|Dan Dubowitz @ LensCulture/|
Adam Hochschild on the British men who refused the draft in World War I @ The American Scholar.

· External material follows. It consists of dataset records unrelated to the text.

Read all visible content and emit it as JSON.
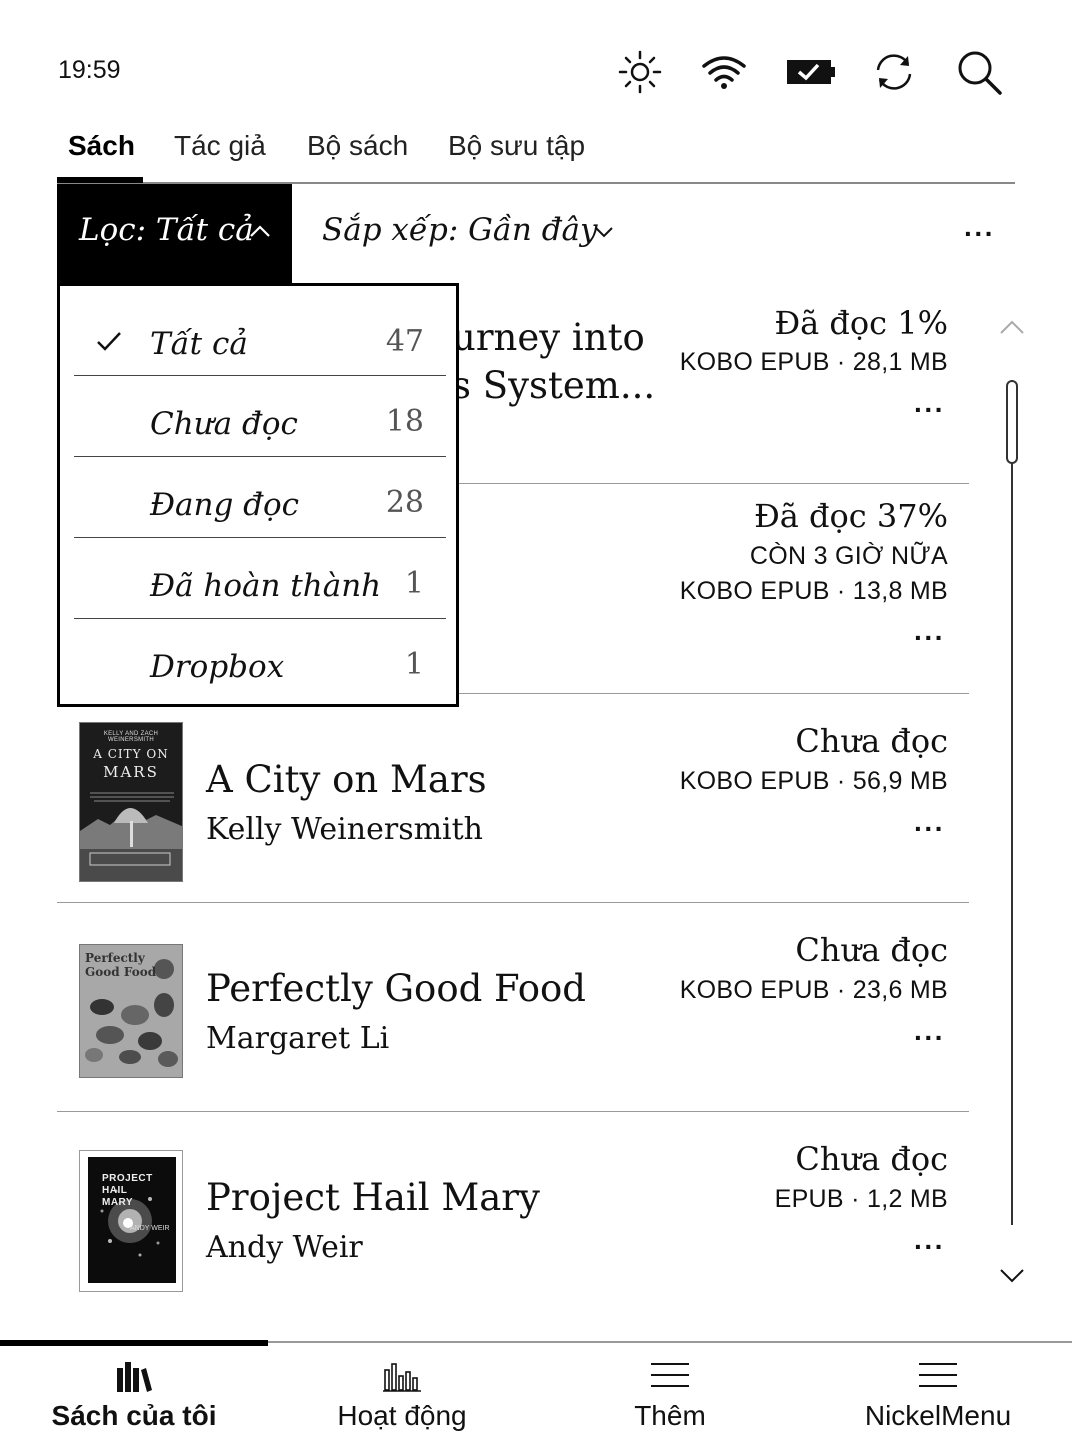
{
  "status_bar": {
    "time": "19:59"
  },
  "tabs": [
    {
      "label": "Sách",
      "active": true
    },
    {
      "label": "Tác giả"
    },
    {
      "label": "Bộ sách"
    },
    {
      "label": "Bộ sưu tập"
    }
  ],
  "filter_bar": {
    "filter_label": "Lọc: Tất cả",
    "sort_label": "Sắp xếp: Gần đây",
    "more_label": "···"
  },
  "books": [
    {
      "title_fragment_1": "urney into",
      "title_fragment_2": "s System...",
      "status": "Đã đọc 1%",
      "meta": "KOBO EPUB · 28,1 MB",
      "more": "···"
    },
    {
      "status": "Đã đọc 37%",
      "time_left": "CÒN 3 GIỜ NỮA",
      "meta": "KOBO EPUB · 13,8 MB",
      "more": "···"
    },
    {
      "title": "A City on Mars",
      "author": "Kelly Weinersmith",
      "status": "Chưa đọc",
      "meta": "KOBO EPUB · 56,9 MB",
      "more": "···",
      "cover": {
        "top": "KELLY AND ZACH WEINERSMITH",
        "line1": "A CITY ON",
        "line2": "MARS"
      }
    },
    {
      "title": "Perfectly Good Food",
      "author": "Margaret Li",
      "status": "Chưa đọc",
      "meta": "KOBO EPUB · 23,6 MB",
      "more": "···",
      "cover": {
        "line1": "Perfectly",
        "line2": "Good Food"
      }
    },
    {
      "title": "Project Hail Mary",
      "author": "Andy Weir",
      "status": "Chưa đọc",
      "meta": "EPUB · 1,2 MB",
      "more": "···",
      "cover": {
        "line1": "PROJECT",
        "line2": "HAIL",
        "line3": "MARY",
        "author": "ANDY WEIR"
      }
    }
  ],
  "filter_dropdown": {
    "items": [
      {
        "label": "Tất cả",
        "count": "47",
        "selected": true
      },
      {
        "label": "Chưa đọc",
        "count": "18"
      },
      {
        "label": "Đang đọc",
        "count": "28"
      },
      {
        "label": "Đã hoàn thành",
        "count": "1"
      },
      {
        "label": "Dropbox",
        "count": "1"
      }
    ]
  },
  "bottom_nav": [
    {
      "label": "Sách của tôi",
      "icon": "books-icon",
      "active": true
    },
    {
      "label": "Hoạt động",
      "icon": "activity-chart-icon"
    },
    {
      "label": "Thêm",
      "icon": "menu-icon"
    },
    {
      "label": "NickelMenu",
      "icon": "menu-icon"
    }
  ]
}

In early autumn bite is in the air as a late, gold-tinged afternoon falls over the rolling countryside of northern France. Where the land dips between gentle rises, it is already in shadow. Dotting the fields are machine-packed rolls of the year’s final hay crop. Up a low hill, a grove of trees screens the evidence of another kind of harvest reaped on this spot nearly a century ago. Each gravestone in the small cemetery has a name, rank, and serial number; 162 have crosses and one has a Star of David. When known, a man’s age is engraved on the stone as well: 19, 22, 23, 26, 34, 21, 20. Ten of the graves simply say, “A Soldier of the Great War, Known unto God.” Almost all the dead are from Britain’s Devonshire Regiment, the date on their gravestones July 1, 1916, the first day of the Battle of the Somme. Most were casualties of a single German machine gun several hundred yards from this spot, and were buried here in a section of the frontline trench they had climbed out of that morning. Some 21,000 British soldiers were killed or fatally wounded that summer day, the day of greatest bloodshed in the history of their country, before or since.From a nearby hilltop, you can see a half dozen of the 400 cemeteries where British soldiers are buried in the Somme battlefield region, a rough crescent of territory less than 20 miles long, but graves are not the only mark the war has made on the land. More than 700 million artillery and mortar rounds were fired on the Western Front between 1914 and 1918, and many failed to explode. Every year these leftover shells kill people. Dotted through the region are patches of uncleared forest or scrub surrounded by yellow danger signs in French and English warning visitors away. More than 630 bomb-disposal specialists have been killed in France since 1946. Like those shells, the First World War itself has remained in our lives, below the surface, because we live in a world so much formed by it.read more